#### [Component data from apps and pages]
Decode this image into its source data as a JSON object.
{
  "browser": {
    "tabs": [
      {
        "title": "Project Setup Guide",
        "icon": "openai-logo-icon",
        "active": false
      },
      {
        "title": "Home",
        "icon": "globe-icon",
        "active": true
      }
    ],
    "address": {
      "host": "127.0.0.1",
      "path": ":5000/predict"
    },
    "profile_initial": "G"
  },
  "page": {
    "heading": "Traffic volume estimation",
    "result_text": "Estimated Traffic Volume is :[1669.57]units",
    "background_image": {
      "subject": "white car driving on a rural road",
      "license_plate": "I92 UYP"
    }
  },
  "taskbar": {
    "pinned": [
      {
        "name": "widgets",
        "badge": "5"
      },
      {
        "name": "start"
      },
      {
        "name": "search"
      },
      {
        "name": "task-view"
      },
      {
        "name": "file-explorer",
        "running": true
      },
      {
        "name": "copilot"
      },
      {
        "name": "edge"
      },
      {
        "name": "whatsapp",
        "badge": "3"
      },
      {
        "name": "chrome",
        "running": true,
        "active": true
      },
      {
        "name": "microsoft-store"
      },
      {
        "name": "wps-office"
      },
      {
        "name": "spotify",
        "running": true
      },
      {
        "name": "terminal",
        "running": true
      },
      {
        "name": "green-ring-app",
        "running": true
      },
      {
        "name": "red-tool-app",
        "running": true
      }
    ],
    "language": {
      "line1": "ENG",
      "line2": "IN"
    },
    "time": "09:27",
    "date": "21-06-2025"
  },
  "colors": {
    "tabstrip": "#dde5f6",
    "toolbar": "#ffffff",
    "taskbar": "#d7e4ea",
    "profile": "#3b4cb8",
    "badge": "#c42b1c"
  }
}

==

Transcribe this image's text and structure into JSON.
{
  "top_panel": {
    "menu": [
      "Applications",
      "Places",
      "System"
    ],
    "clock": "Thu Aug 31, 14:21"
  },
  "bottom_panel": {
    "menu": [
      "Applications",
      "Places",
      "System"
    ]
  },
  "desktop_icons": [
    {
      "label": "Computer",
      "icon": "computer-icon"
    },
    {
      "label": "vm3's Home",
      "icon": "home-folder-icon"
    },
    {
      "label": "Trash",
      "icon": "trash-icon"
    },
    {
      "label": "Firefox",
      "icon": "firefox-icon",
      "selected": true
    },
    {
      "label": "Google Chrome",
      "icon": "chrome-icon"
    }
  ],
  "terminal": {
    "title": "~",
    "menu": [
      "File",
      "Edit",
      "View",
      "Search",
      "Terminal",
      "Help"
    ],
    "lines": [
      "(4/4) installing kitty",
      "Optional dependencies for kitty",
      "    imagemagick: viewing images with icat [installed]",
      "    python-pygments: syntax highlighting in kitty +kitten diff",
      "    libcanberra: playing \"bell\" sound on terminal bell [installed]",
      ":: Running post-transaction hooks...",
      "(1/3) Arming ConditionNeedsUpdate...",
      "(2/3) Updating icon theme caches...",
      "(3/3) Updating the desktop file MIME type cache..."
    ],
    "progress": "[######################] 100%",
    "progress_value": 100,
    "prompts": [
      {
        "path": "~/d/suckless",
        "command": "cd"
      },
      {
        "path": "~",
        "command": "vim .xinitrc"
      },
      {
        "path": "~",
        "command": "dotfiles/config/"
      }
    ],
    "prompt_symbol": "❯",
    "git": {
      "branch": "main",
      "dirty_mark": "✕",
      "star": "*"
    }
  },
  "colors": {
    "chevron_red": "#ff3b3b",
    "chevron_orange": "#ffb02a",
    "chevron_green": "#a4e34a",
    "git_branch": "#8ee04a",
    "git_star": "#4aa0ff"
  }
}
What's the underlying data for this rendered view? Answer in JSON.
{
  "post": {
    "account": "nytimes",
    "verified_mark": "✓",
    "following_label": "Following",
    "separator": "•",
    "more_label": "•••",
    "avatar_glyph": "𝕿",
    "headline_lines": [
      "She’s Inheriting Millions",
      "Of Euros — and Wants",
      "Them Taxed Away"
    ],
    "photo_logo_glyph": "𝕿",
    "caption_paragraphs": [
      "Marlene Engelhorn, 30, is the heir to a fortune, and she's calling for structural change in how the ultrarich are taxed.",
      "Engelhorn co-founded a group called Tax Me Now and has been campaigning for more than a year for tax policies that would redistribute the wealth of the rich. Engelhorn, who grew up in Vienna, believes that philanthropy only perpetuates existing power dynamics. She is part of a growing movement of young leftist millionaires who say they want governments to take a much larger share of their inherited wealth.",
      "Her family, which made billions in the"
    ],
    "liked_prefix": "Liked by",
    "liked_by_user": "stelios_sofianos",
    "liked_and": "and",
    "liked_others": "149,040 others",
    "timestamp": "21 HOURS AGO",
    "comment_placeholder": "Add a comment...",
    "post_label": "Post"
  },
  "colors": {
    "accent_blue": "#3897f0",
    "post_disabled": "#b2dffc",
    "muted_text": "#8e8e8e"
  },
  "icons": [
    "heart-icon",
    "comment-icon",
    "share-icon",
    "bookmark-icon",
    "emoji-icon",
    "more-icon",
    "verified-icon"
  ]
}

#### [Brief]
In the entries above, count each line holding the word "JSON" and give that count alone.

#### [Task output]
3